ACTION ITEM: Word for word, copy each record that comes after this.
(ENTRIES SHOWN)
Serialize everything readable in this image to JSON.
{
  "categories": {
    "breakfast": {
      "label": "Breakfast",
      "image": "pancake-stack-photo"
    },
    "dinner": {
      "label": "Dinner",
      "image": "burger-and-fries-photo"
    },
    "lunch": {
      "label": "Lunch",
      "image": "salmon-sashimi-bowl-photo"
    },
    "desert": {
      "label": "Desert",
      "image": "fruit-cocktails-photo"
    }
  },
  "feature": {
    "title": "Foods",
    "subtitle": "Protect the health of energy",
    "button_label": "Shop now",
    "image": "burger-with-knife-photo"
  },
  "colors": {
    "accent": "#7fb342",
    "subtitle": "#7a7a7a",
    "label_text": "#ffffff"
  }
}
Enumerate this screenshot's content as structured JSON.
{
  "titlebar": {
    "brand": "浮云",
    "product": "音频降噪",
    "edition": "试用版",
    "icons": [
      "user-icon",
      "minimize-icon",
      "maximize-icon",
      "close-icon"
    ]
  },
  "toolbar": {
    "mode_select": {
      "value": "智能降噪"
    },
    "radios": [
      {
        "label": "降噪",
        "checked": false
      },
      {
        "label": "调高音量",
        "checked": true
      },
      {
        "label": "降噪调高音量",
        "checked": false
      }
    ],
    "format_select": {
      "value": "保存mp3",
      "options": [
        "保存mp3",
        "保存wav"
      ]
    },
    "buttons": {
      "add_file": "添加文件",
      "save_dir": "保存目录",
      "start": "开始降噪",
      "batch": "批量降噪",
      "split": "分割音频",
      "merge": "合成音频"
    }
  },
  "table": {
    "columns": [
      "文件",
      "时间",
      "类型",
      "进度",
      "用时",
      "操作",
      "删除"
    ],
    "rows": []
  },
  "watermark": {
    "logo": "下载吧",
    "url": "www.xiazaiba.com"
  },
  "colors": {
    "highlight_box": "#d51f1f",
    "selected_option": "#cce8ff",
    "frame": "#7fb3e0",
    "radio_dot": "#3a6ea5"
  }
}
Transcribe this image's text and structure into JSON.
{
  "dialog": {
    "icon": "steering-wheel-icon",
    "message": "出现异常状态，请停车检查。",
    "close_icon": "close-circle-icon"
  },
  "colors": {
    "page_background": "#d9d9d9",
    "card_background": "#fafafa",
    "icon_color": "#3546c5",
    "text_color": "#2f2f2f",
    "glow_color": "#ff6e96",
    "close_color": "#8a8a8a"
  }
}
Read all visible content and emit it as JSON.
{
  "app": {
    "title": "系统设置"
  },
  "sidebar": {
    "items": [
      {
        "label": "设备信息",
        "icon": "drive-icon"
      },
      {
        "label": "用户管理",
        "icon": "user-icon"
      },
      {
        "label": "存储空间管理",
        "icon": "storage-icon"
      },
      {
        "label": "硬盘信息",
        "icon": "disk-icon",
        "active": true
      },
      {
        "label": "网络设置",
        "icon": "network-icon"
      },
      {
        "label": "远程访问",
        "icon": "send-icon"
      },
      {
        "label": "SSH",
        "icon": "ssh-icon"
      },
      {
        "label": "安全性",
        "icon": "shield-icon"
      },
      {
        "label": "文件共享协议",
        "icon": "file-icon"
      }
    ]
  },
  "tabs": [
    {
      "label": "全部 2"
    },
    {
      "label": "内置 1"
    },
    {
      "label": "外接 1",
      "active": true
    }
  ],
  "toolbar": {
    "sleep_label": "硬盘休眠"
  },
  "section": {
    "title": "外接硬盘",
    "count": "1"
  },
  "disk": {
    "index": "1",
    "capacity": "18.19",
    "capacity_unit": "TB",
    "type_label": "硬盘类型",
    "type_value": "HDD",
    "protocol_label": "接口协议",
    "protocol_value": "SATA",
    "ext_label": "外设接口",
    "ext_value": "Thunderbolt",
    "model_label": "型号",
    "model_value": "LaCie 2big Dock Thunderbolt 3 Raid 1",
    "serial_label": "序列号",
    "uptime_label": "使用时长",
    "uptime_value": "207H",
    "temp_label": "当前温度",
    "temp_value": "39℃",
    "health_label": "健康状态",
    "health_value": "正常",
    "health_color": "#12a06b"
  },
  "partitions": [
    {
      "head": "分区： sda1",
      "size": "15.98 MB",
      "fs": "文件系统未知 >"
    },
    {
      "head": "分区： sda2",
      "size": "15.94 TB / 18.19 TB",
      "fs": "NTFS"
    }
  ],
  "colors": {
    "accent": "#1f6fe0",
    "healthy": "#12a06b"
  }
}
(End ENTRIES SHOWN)
RESULT OF THIS TASK:
Serialize everything readable in this image to JSON.
{
  "categories": {
    "breakfast": {
      "label": "Breakfast",
      "image": "pancake-stack-photo"
    },
    "dinner": {
      "label": "Dinner",
      "image": "burger-and-fries-photo"
    },
    "lunch": {
      "label": "Lunch",
      "image": "salmon-sashimi-bowl-photo"
    },
    "desert": {
      "label": "Desert",
      "image": "fruit-cocktails-photo"
    }
  },
  "feature": {
    "title": "Foods",
    "subtitle": "Protect the health of energy",
    "button_label": "Shop now",
    "image": "burger-with-knife-photo"
  },
  "colors": {
    "accent": "#7fb342",
    "subtitle": "#7a7a7a",
    "label_text": "#ffffff"
  }
}
Enumerate this screenshot's content as structured JSON.
{
  "titlebar": {
    "brand": "浮云",
    "product": "音频降噪",
    "edition": "试用版",
    "icons": [
      "user-icon",
      "minimize-icon",
      "maximize-icon",
      "close-icon"
    ]
  },
  "toolbar": {
    "mode_select": {
      "value": "智能降噪"
    },
    "radios": [
      {
        "label": "降噪",
        "checked": false
      },
      {
        "label": "调高音量",
        "checked": true
      },
      {
        "label": "降噪调高音量",
        "checked": false
      }
    ],
    "format_select": {
      "value": "保存mp3",
      "options": [
        "保存mp3",
        "保存wav"
      ]
    },
    "buttons": {
      "add_file": "添加文件",
      "save_dir": "保存目录",
      "start": "开始降噪",
      "batch": "批量降噪",
      "split": "分割音频",
      "merge": "合成音频"
    }
  },
  "table": {
    "columns": [
      "文件",
      "时间",
      "类型",
      "进度",
      "用时",
      "操作",
      "删除"
    ],
    "rows": []
  },
  "watermark": {
    "logo": "下载吧",
    "url": "www.xiazaiba.com"
  },
  "colors": {
    "highlight_box": "#d51f1f",
    "selected_option": "#cce8ff",
    "frame": "#7fb3e0",
    "radio_dot": "#3a6ea5"
  }
}
Transcribe this image's text and structure into JSON.
{
  "dialog": {
    "icon": "steering-wheel-icon",
    "message": "出现异常状态，请停车检查。",
    "close_icon": "close-circle-icon"
  },
  "colors": {
    "page_background": "#d9d9d9",
    "card_background": "#fafafa",
    "icon_color": "#3546c5",
    "text_color": "#2f2f2f",
    "glow_color": "#ff6e96",
    "close_color": "#8a8a8a"
  }
}
Read all visible content and emit it as JSON.
{
  "app": {
    "title": "系统设置"
  },
  "sidebar": {
    "items": [
      {
        "label": "设备信息",
        "icon": "drive-icon"
      },
      {
        "label": "用户管理",
        "icon": "user-icon"
      },
      {
        "label": "存储空间管理",
        "icon": "storage-icon"
      },
      {
        "label": "硬盘信息",
        "icon": "disk-icon",
        "active": true
      },
      {
        "label": "网络设置",
        "icon": "network-icon"
      },
      {
        "label": "远程访问",
        "icon": "send-icon"
      },
      {
        "label": "SSH",
        "icon": "ssh-icon"
      },
      {
        "label": "安全性",
        "icon": "shield-icon"
      },
      {
        "label": "文件共享协议",
        "icon": "file-icon"
      }
    ]
  },
  "tabs": [
    {
      "label": "全部 2"
    },
    {
      "label": "内置 1"
    },
    {
      "label": "外接 1",
      "active": true
    }
  ],
  "toolbar": {
    "sleep_label": "硬盘休眠"
  },
  "section": {
    "title": "外接硬盘",
    "count": "1"
  },
  "disk": {
    "index": "1",
    "capacity": "18.19",
    "capacity_unit": "TB",
    "type_label": "硬盘类型",
    "type_value": "HDD",
    "protocol_label": "接口协议",
    "protocol_value": "SATA",
    "ext_label": "外设接口",
    "ext_value": "Thunderbolt",
    "model_label": "型号",
    "model_value": "LaCie 2big Dock Thunderbolt 3 Raid 1",
    "serial_label": "序列号",
    "uptime_label": "使用时长",
    "uptime_value": "207H",
    "temp_label": "当前温度",
    "temp_value": "39℃",
    "health_label": "健康状态",
    "health_value": "正常",
    "health_color": "#12a06b"
  },
  "partitions": [
    {
      "head": "分区： sda1",
      "size": "15.98 MB",
      "fs": "文件系统未知 >"
    },
    {
      "head": "分区： sda2",
      "size": "15.94 TB / 18.19 TB",
      "fs": "NTFS"
    }
  ],
  "colors": {
    "accent": "#1f6fe0",
    "healthy": "#12a06b"
  }
}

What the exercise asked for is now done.